### What is required
Go through the listing beneath this task and return every line that carries the string "Camera".

### Raw data
----
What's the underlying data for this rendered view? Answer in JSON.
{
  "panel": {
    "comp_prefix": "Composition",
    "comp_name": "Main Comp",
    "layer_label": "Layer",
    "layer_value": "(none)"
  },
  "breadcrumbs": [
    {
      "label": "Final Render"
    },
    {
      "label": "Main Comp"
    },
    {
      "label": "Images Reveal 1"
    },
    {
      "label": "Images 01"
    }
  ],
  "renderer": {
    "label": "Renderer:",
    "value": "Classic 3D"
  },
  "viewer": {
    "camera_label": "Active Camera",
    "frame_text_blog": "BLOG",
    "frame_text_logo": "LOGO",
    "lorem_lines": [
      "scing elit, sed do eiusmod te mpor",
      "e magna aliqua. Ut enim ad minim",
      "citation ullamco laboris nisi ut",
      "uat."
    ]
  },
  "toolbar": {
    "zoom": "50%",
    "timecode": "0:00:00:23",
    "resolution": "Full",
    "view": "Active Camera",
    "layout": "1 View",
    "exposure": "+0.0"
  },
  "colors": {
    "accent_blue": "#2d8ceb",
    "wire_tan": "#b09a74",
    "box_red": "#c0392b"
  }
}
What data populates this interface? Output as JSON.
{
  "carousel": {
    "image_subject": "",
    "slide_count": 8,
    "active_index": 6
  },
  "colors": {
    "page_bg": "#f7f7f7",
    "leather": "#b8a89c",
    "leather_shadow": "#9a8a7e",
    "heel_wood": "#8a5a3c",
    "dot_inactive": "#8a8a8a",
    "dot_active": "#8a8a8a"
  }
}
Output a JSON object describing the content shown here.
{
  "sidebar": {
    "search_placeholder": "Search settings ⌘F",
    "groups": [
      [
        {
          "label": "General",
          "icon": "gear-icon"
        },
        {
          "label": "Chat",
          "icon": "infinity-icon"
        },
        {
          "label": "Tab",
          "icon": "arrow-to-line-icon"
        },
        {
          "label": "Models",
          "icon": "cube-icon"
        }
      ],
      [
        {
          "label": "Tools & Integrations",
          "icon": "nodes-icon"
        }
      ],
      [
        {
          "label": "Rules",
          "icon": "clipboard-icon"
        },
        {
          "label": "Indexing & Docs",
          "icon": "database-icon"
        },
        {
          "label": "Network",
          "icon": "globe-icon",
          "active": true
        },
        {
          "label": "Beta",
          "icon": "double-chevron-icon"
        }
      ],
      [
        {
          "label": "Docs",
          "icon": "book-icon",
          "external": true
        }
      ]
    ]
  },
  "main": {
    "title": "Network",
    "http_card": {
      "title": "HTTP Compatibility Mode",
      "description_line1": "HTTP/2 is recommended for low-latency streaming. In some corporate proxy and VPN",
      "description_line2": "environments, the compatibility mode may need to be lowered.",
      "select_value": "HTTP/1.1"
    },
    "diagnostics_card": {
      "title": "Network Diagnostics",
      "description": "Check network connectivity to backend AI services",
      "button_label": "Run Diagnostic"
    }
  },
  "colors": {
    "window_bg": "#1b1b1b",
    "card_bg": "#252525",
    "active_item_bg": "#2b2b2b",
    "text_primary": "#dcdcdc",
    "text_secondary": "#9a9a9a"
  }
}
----
### Exercise solution
    "camera_label": "Active Camera",
    "view": "Active Camera",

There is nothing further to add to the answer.